Curiously, the intelligence leaks came as the Security Council put off a decision on whether to send U.N. inspectors to the plant. "I don't see what the purpose of a fact-finding study would be," said U.S. representative Peter Burleigh. "We already have credible information that fully justifies the strike." And as if by magic, that information appeared all over Tuesday's media. But the story creates more queries than it answers -- such as, why didn't the U.S. strike at a second Sudanese factory where it says Iraqi nerve gas scientists were working? And won't there still be traces of EMPTA in the Khartoum soil, even now? Such questions may just pique the U.N.'s interest after all.

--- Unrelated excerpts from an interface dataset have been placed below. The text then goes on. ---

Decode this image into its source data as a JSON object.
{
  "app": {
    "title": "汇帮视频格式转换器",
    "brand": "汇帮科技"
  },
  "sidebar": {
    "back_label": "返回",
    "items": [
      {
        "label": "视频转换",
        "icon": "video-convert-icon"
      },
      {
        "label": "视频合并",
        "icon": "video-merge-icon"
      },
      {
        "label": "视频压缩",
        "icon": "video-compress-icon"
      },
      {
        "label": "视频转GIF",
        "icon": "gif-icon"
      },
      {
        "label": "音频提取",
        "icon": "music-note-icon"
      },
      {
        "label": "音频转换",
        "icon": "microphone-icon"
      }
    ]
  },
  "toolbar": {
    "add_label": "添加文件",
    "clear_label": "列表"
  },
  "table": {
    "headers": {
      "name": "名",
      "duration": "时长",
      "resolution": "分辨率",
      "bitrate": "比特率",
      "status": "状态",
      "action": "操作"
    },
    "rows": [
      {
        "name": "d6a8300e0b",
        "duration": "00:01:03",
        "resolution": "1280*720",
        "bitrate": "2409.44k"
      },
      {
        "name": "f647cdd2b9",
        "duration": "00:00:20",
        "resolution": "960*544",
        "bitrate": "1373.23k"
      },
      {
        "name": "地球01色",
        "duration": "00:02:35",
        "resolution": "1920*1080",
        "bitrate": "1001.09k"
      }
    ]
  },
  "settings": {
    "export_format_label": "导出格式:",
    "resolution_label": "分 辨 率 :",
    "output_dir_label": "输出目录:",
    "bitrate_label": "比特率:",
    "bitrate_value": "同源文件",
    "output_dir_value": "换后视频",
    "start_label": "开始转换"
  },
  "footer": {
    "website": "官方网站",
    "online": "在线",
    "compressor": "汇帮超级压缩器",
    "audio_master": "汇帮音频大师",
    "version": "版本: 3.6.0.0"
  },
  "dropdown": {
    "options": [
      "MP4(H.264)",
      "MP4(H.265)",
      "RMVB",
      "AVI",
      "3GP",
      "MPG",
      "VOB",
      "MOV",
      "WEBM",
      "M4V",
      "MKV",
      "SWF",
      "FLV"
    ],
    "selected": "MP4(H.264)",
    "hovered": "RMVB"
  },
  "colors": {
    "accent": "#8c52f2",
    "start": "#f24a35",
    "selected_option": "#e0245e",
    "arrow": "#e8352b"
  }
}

The U.S. hit Sudan with a double whammy late Monday -- not more missiles, but a couple of withering charges about that Shifa Pharmaceuticals plant in northern Khartoum. Not only do intelligence sources claim possession of a "soil sample" containing EMPTA, an ingredient in VX nerve gas, but they also insist the factory was a chemical weapons bazaar -- primed to produce VX for Baghdad as well as Bin Laden. Nonsense, say the Sudanese: Soil samples from outside the plant are no indication of what's going on within, and taking samples from inside the plant would require a power drill. Futhermore, Sudan alleges, their only Iraqi contract was for humanitarian deliveries of medicine.